The Ontario government is providing an additional $500,000 in the Investing in Women’s Futures Program, bringing the total funding to $2.7 million this year. Offered at 23 women’s centres across the province, the program provides free employment readiness and violence prevention programming to socially and economically marginalized women so that they can develop the in-demand skills they need to re-enter the workforce.
“We recognize there are additional challenges women are experiencing today such as increased economic insecurity, greater burden of caregiving responsibilities, and a rise in the incidence of domestic violence as a result of COVID-19,” said Jane McKenna, Associate Minister of Children and Women’s Issues. “By increasing investments in programs to help women develop the skills they need to participate in the workforce, we are helping ensure those hardest hit by the impacts of the pandemic can maintain a sense of well-being and safety.”
Over the past two years, the 23 women’s centres offering the Investing in Women’s Futures Program have helped more than 1,900 women find jobs or start their own businesses and pursue further training or education. Overall, 19,000 women have accessed the Investing in Women’s Futures Program over the past three years.
The additional funding will help improve the delivery of online services to increase access for women who are not able to attend in-person due to dependent care responsibilities, mobility and/or living in a rural or remote community and provide greater access to counselling and other wrap-around supports to bolster their physical and mental health and safety.
“Increasing women’s participation in the workforce is a critical part of Ontario’s plan to Work for Workers and build the foundation for economic recovery,” said Peter Bethlenfalvy, Minister of Finance. “Informed by the meaningful work of Ontario’s Task Force on Women and the Economy, this investment was one of several announced in our 2021 Fall Economic Statement to address the unique and disproportionate economic challenges women are facing.”
“These funds are imperative in supporting women through their journey of domestic violence. Without these funds Women’s Centres wouldn’t be able to support as many women as they do,” said Kate Holmes, Executive Director, Women’s Centre of Halton. “The programming at the Women’s Centres is vital in helping women out of some of the most dire situations and helping to guide them in making pivotal changes. Thank you for working alongside us to strive for full empowerment for our women.”
On November 4, the government released the 2021 Ontario Economic Outlook and Fiscal Review: Build Ontario. The plan lays out how the government will build the foundation for Ontario’s recovery and prosperity by getting shovels in the ground on critical infrastructure, attracting increased investment, restoring leadership in auto manufacturing and other industries, and supporting Ontario workers. The plan also protects Ontario’s progress against the COVID-19 pandemic.
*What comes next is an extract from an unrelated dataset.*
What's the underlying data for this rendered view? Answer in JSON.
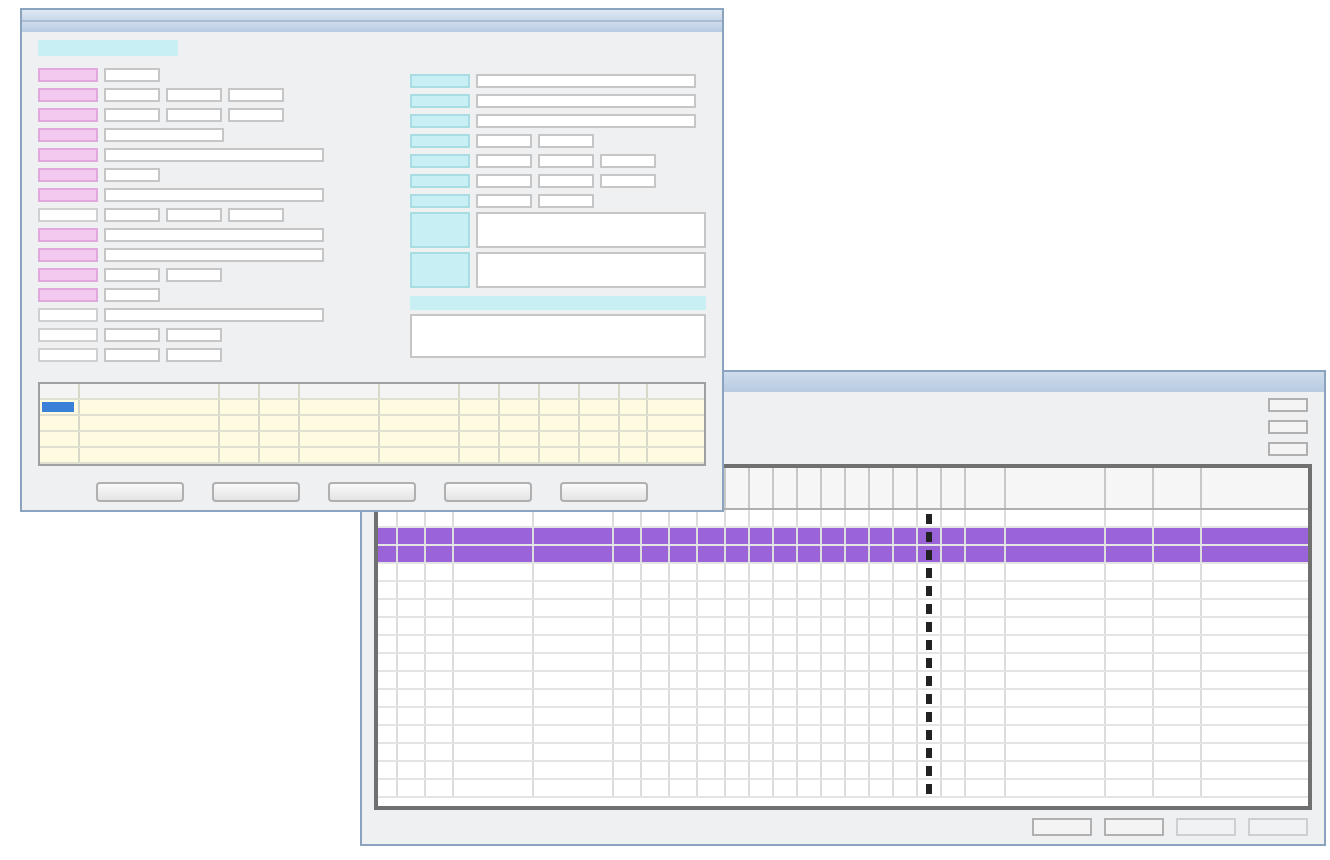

- As a result of COVID-19, women and gender-diverse Ontarians have faced additional challenges, such as increased economic insecurity, greater burden of caregiving responsibilities and a rise in the incidence of domestic violence. Young women, mothers of young children, racialized women, single mothers, Indigenous women, immigrant women, women with disabilities and women without university degrees have been most affected.
- In June 2021, the government launched Ontario’s Task Force on Women and the Economy to provide advice to the Minister of Finance and the Associate Minister of Children and Women’s Issues to address the unique and disproportionate economic barriers women face.
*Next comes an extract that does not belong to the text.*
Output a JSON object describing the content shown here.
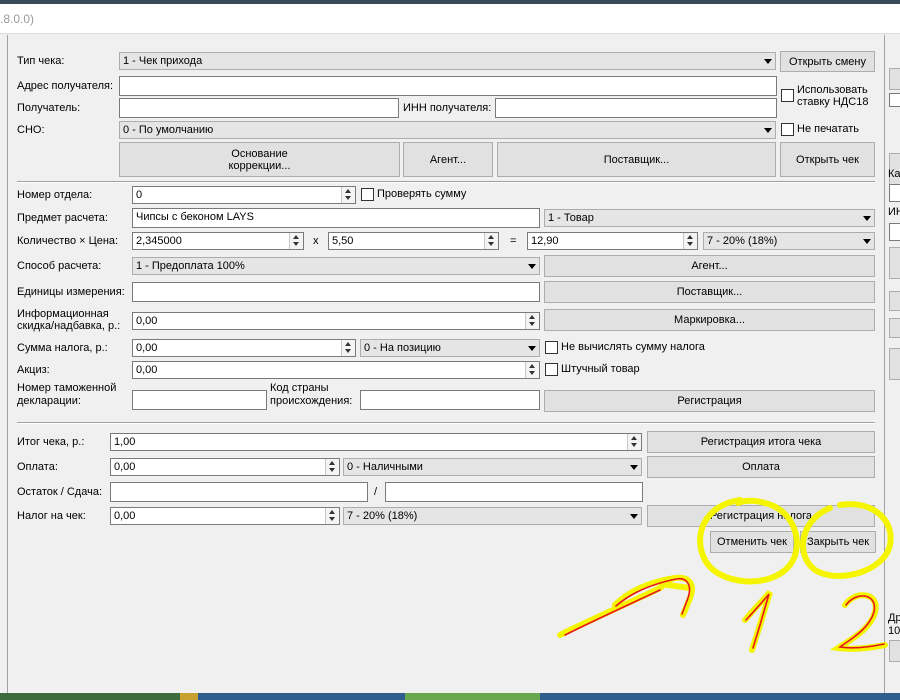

- The Task Force’s recommendations will be reflected in future policy initiatives that support women as the province rebuilds its economy post-COVID-19 and keeps pace with a rapidly evolving 21st-century workplace.
- In addition to the increased funding for the Investing in Women’s Futures Program, the 2021 Ontario Economic Outlook and Fiscal Review: Build Ontario includes grants to help promote opportunities for racialized and Indigenous women entrepreneurs, a 20 per cent top‐up to the Childcare Access and Relief from Expenses (CARE) tax credit for 2021, and expansion of eligibility for the Second Career program which provides financial support to offset living costs, including for child care, and supports families, including women, to enter and re-enter the workforce.